[[ The data open ]]

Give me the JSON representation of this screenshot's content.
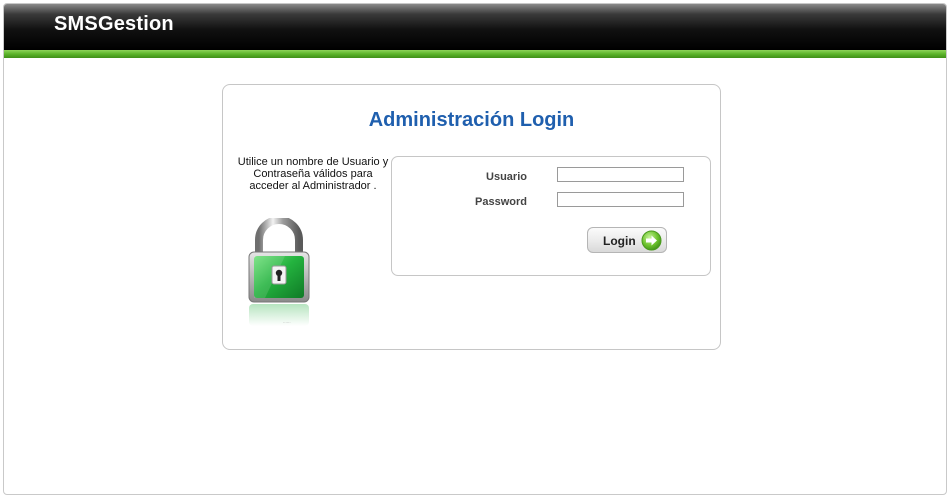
{
  "header": {
    "brand": "SMSGestion"
  },
  "login": {
    "title": "Administración Login",
    "help_text": "Utilice un nombre de Usuario y Contraseña válidos para acceder al Administrador .",
    "username_label": "Usuario",
    "username_value": "",
    "password_label": "Password",
    "password_value": "",
    "submit_label": "Login"
  },
  "icons": {
    "lock": "padlock-icon",
    "submit": "arrow-right-circle-icon"
  },
  "colors": {
    "header_bg": "#000000",
    "header_stripe": "#5cb42a",
    "title": "#1f5fae",
    "lock_green": "#2fb24a"
  }
}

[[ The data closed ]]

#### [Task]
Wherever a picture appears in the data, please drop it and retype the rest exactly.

#### [Your solution]
Give me the JSON representation of this screenshot's content.
{
  "header": {
    "brand": "SMSGestion"
  },
  "login": {
    "title": "Administración Login",
    "help_text": "Utilice un nombre de Usuario y Contraseña válidos para acceder al Administrador .",
    "username_label": "Usuario",
    "username_value": "",
    "password_label": "Password",
    "password_value": "",
    "submit_label": "Login"
  },
  "icons": {
    "lock": "padlock-icon",
    "submit": "arrow-right-circle-icon"
  },
  "colors": {
    "header_bg": "#000000",
    "header_stripe": "#5cb42a",
    "title": "#1f5fae",
    "lock_green": "#2fb24a"
  }
}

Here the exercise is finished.